At the end of each year I delight in reading a ton of “best albums of the year” lists on blogs and in magazines to find everything that I’ve missed over the year. I think I listened to quite a bit over the last 11 and a half months, so I’ve decided to publish my own best of 2008 this time around. It was a hard to choose, but I finally got it down to 20.
20 | Wild Beasts – Limbo, Panto
I’m starting off my top 20 list with some fauve British guitars. I’ve been following Wild Beasts from their early EPs and singles and what’s great is that they didn’t lose their raw sound on their debut album, Limbo, Panto. Angular guitars, falsetto vocals, and unconventional percussion make this a weird but rewarding listen. Matisse would be proud.
19 | Bloc Party – Intimacy
I miss Silent Alarm era Bloc Party, but will always welcome anything they release. If Weekend in the City was a jump, this is a complete departure from their early sound. Here they’ve stuck to their love of post-punk, but have incorporated more electronic elements and weird sound effects (i.e. a drill in your right ear) than ever before. Intimacy finds them trying new things, and once they master them, the sound is going to blow our minds.
18 | Fleet Foxes – s/t
One of the most acclaimed albums of the year, the self-titled debut LP from Fleet Foxes has catapulted the Seattle five piece from obscurity to superstardom. Every time I listen to it, I’m reminded of so many of my favourite bands. Put simply, this album is the psychedelia of Miracle Fortress, the orchestration of Arcade Fire, and the earthy feel of Beirut.
17 | She & Him – Volume One
Who knew Zooey Deschanel could sing? Her songs paired up with the guitar work and production skills of M. Ward have made Volume One one of the more enjoyable listens this year. They’ve perfected a classic pop sound with a country tinge. Any of these songs could have been hits for America or Albert Hammond (Sr.).
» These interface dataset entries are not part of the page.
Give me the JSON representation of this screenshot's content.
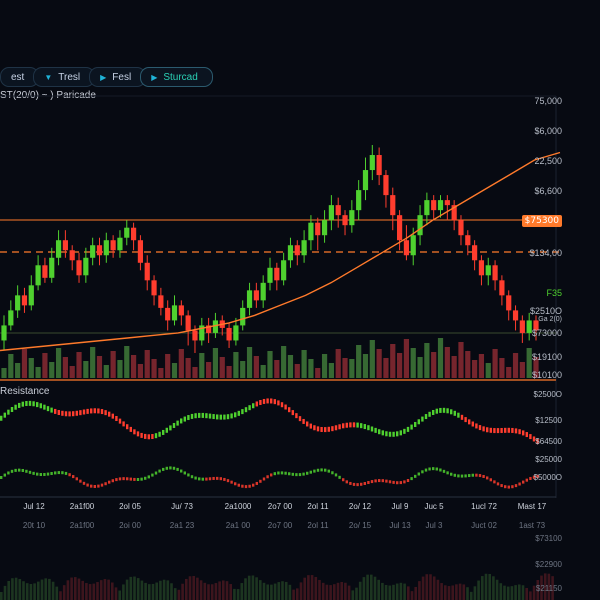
{
  "breadcrumbs": [
    {
      "label": "est",
      "icon": "tab-icon"
    },
    {
      "label": "Tresl",
      "icon": "shield-icon"
    },
    {
      "label": "Fesl",
      "icon": "play-icon"
    },
    {
      "label": "Sturcad",
      "icon": "play-icon"
    }
  ],
  "main": {
    "title": "ST(20/0) ~ ) Paricade"
  },
  "indicator": {
    "label": "Resistance"
  },
  "price_axis": [
    "75,000",
    "$6,000",
    "22,500",
    "$6,600",
    "$134,00",
    "F35",
    "$2510O",
    "Ga 2(0)",
    "$73000",
    "$19100",
    "$10100"
  ],
  "price_badge": "$75300",
  "indicator_axis": [
    "$2500O",
    "$12500",
    "$64500",
    "$25000",
    "$5000O"
  ],
  "x_axis": [
    "Jul 12",
    "2a1f00",
    "2ol 05",
    "Ju/ 73",
    "2a1000",
    "2o7 00",
    "2ol 11",
    "2o/ 12",
    "Jul 9",
    "Juc 5",
    "1ucl 72",
    "Mast 17"
  ],
  "x_axis_secondary": [
    "20t 10",
    "2a1f00",
    "2oi 00",
    "2a1 23",
    "2a1 00",
    "2o7 00",
    "2ol 11",
    "2o/ 15",
    "Jul 13",
    "Jul 3",
    "Juct 02",
    "1ast 73"
  ],
  "lower_axis": [
    "$73100",
    "$22900",
    "$21150"
  ],
  "colors": {
    "up": "#4fd12f",
    "down": "#ff3d2e",
    "ma": "#ff7a2b",
    "resistance": "#ff7a2b"
  },
  "chart_data": {
    "type": "candlestick",
    "candles": [
      [
        22,
        28,
        18,
        32
      ],
      [
        28,
        34,
        26,
        38
      ],
      [
        34,
        40,
        31,
        44
      ],
      [
        40,
        36,
        33,
        43
      ],
      [
        36,
        44,
        34,
        48
      ],
      [
        44,
        52,
        42,
        56
      ],
      [
        52,
        47,
        45,
        55
      ],
      [
        47,
        55,
        45,
        59
      ],
      [
        55,
        62,
        52,
        66
      ],
      [
        62,
        58,
        55,
        66
      ],
      [
        58,
        54,
        50,
        60
      ],
      [
        54,
        48,
        45,
        57
      ],
      [
        48,
        55,
        45,
        59
      ],
      [
        55,
        60,
        52,
        63
      ],
      [
        60,
        56,
        52,
        63
      ],
      [
        56,
        62,
        53,
        65
      ],
      [
        62,
        58,
        55,
        64
      ],
      [
        58,
        63,
        55,
        66
      ],
      [
        63,
        67,
        60,
        70
      ],
      [
        67,
        62,
        58,
        69
      ],
      [
        62,
        53,
        50,
        64
      ],
      [
        53,
        46,
        42,
        56
      ],
      [
        46,
        40,
        36,
        48
      ],
      [
        40,
        35,
        32,
        43
      ],
      [
        35,
        30,
        26,
        38
      ],
      [
        30,
        36,
        28,
        40
      ],
      [
        36,
        32,
        28,
        38
      ],
      [
        32,
        26,
        20,
        34
      ],
      [
        26,
        22,
        17,
        28
      ],
      [
        22,
        28,
        20,
        31
      ],
      [
        28,
        25,
        21,
        31
      ],
      [
        25,
        30,
        23,
        33
      ],
      [
        30,
        27,
        24,
        32
      ],
      [
        27,
        22,
        19,
        29
      ],
      [
        22,
        28,
        20,
        31
      ],
      [
        28,
        35,
        26,
        38
      ],
      [
        35,
        42,
        32,
        45
      ],
      [
        42,
        38,
        35,
        45
      ],
      [
        38,
        45,
        35,
        48
      ],
      [
        45,
        51,
        42,
        55
      ],
      [
        51,
        46,
        42,
        53
      ],
      [
        46,
        54,
        44,
        57
      ],
      [
        54,
        60,
        51,
        63
      ],
      [
        60,
        56,
        52,
        62
      ],
      [
        56,
        62,
        53,
        66
      ],
      [
        62,
        69,
        58,
        72
      ],
      [
        69,
        64,
        58,
        71
      ],
      [
        64,
        70,
        61,
        74
      ],
      [
        70,
        76,
        66,
        80
      ],
      [
        76,
        72,
        67,
        79
      ],
      [
        72,
        68,
        64,
        74
      ],
      [
        68,
        74,
        65,
        78
      ],
      [
        74,
        82,
        70,
        86
      ],
      [
        82,
        90,
        78,
        95
      ],
      [
        90,
        96,
        86,
        100
      ],
      [
        96,
        88,
        84,
        99
      ],
      [
        88,
        80,
        75,
        90
      ],
      [
        80,
        72,
        66,
        83
      ],
      [
        72,
        62,
        58,
        74
      ],
      [
        62,
        56,
        54,
        68
      ],
      [
        56,
        64,
        52,
        67
      ],
      [
        64,
        72,
        60,
        76
      ],
      [
        72,
        78,
        68,
        81
      ],
      [
        78,
        74,
        70,
        80
      ],
      [
        74,
        78,
        71,
        80
      ],
      [
        78,
        76,
        70,
        80
      ],
      [
        76,
        70,
        66,
        78
      ],
      [
        70,
        64,
        60,
        72
      ],
      [
        64,
        60,
        56,
        66
      ],
      [
        60,
        54,
        50,
        62
      ],
      [
        54,
        48,
        44,
        56
      ],
      [
        48,
        52,
        44,
        55
      ],
      [
        52,
        46,
        42,
        54
      ],
      [
        46,
        40,
        36,
        48
      ],
      [
        40,
        34,
        30,
        42
      ],
      [
        34,
        30,
        26,
        36
      ],
      [
        30,
        25,
        21,
        32
      ],
      [
        25,
        30,
        22,
        33
      ],
      [
        30,
        26,
        22,
        32
      ]
    ],
    "moving_average": [
      8,
      9,
      10,
      11,
      12,
      13,
      14,
      15,
      17,
      19,
      22,
      26,
      30,
      35,
      41,
      47,
      53,
      60,
      66,
      72,
      78,
      84,
      87
    ],
    "resistance_levels": [
      "$75300",
      "$134,00"
    ]
  }
}
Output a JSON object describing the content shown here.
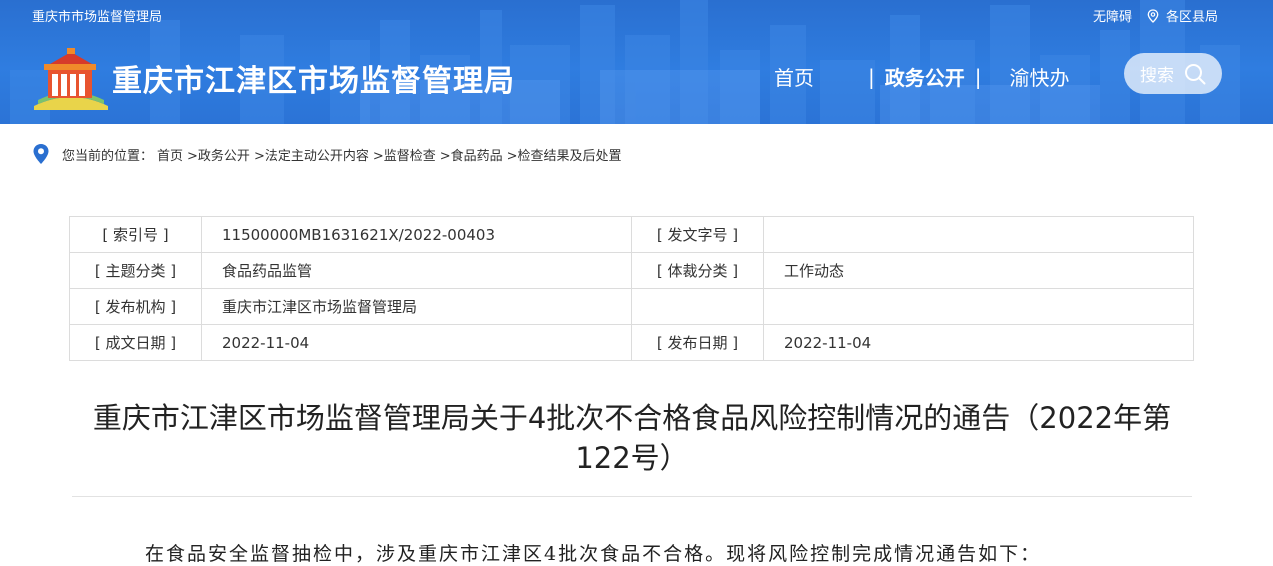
{
  "header": {
    "top_site_name": "重庆市市场监督管理局",
    "accessibility": "无障碍",
    "districts": "各区县局",
    "site_title": "重庆市江津区市场监督管理局",
    "nav": {
      "home": "首页",
      "separator": "|",
      "gov_open": "政务公开",
      "yukuaiban": "渝快办"
    },
    "search_label": "搜索"
  },
  "breadcrumb": {
    "prefix": "您当前的位置：",
    "items": [
      "首页",
      ">政务公开",
      ">法定主动公开内容",
      ">监督检查",
      ">食品药品",
      ">检查结果及后处置"
    ]
  },
  "meta_table": {
    "rows": [
      {
        "k1": "[ 索引号 ]",
        "v1": "11500000MB1631621X/2022-00403",
        "k2": "[ 发文字号 ]",
        "v2": ""
      },
      {
        "k1": "[ 主题分类 ]",
        "v1": "食品药品监管",
        "k2": "[ 体裁分类 ]",
        "v2": "工作动态"
      },
      {
        "k1": "[ 发布机构 ]",
        "v1": "重庆市江津区市场监督管理局",
        "k2": "",
        "v2": ""
      },
      {
        "k1": "[ 成文日期 ]",
        "v1": "2022-11-04",
        "k2": "[ 发布日期 ]",
        "v2": "2022-11-04"
      }
    ]
  },
  "article": {
    "title_line1": "重庆市江津区市场监督管理局关于4批次不合格食品风险控制情况的通告（2022年第",
    "title_line2": "122号）",
    "intro": "在食品安全监督抽检中，涉及重庆市江津区4批次食品不合格。现将风险控制完成情况通告如下："
  },
  "colors": {
    "header_blue": "#2f7de0",
    "pin_blue": "#2a6fd0"
  }
}
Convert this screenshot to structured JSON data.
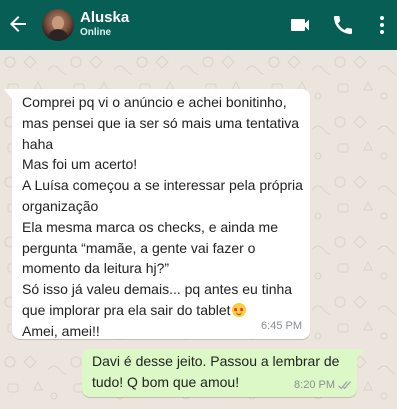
{
  "header": {
    "back_icon": "arrow-left-icon",
    "contact_name": "Aluska",
    "status": "Online",
    "icons": [
      "video-call-icon",
      "phone-icon",
      "more-vertical-icon"
    ],
    "background_color": "#075e54"
  },
  "chat": {
    "background_color": "#ece5dd",
    "messages": [
      {
        "direction": "incoming",
        "text": "Comprei pq vi o anúncio e achei bonitinho, mas pensei que ia ser só mais uma tentativa haha\nMas foi um acerto!\nA Luísa começou a se interessar pela própria organização\nEla mesma marca os checks, e ainda me pergunta “mamãe, a gente vai fazer o momento da leitura hj?”\nSó isso já valeu demais... pq antes eu tinha que implorar pra ela sair do tablet",
        "emoji": "smiling-face-with-hearts-emoji",
        "text_after_emoji": "\nAmei, amei!!",
        "time": "6:45 PM",
        "bubble_color": "#ffffff"
      },
      {
        "direction": "outgoing",
        "text": "Davi é desse jeito. Passou a lembrar de tudo! Q bom que amou!",
        "time": "8:20 PM",
        "status_icon": "double-check-icon",
        "bubble_color": "#dcf8c6"
      }
    ]
  }
}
16 | The Kills – Midnight Boom
I don’t know if punk still exists in 2008, but if there’s one example it may be The Kills. These guys have the attitude down. They have the anger too, but instead they make slow, calculated garage rock. When the repression breaks out into distortion and feedback, magic happens.
15 | The Streets – Everything Is Borrowed
Mike Skinner hasn’t had an album on which every song is great since 2001’s Original Pirate Material, but I’ve always found songs to love on each of his albums. This one is no different with my favourites being “Everything Is Borrowed,” “On the Edge of a Cliff” and “I Love You (More Than You Like Me).”
14 | Mystery Jets – Twenty One
At first I didn’t like the transformation of Mystery Jets from their first album Making Dens to their sophomore release. Yet another band who had sold out by trading in a tight guitar sound for slick pop production. But after listening to this enough, it had me convinced that the change was an improvement. This is great radio-friendly stuff, which will have you singing along by the second listen.
13 | The Organ – Thieves EP
It was a sad day when The Organ announced that they would be breaking up in late 2006. Even sadder was when I saw this EP and mistakingly thought they had reunited. They haven’t, but at least now the world has six more songs unreleased songs from the band that left us too soon.
12 | DeVotchKa – A Mad & Faithful Telling
I first heard DeVotchKa’s “How It Ends” and “You Love Me” on the Everything Is Illuminated and Little Miss Sunshine soundtracks. Since then they’ve mastered their hybrid sound of gypsy folk with punk, especially on “Transliterator” which is one of my 2008 favourites. I recommend this album to anyone who is a fan of Beirut or Gogol Bordello.
11 | The Lodger – Life Is Sweet
Life Is Sweet features more of the same sweet guitar melodies that made The Lodger’s debut album Grown Ups one of last year’s best albums. What’s more, they even decided to upgrade their indie pop sound on a few tracks with a raucaus dance beat a la Orange Juice.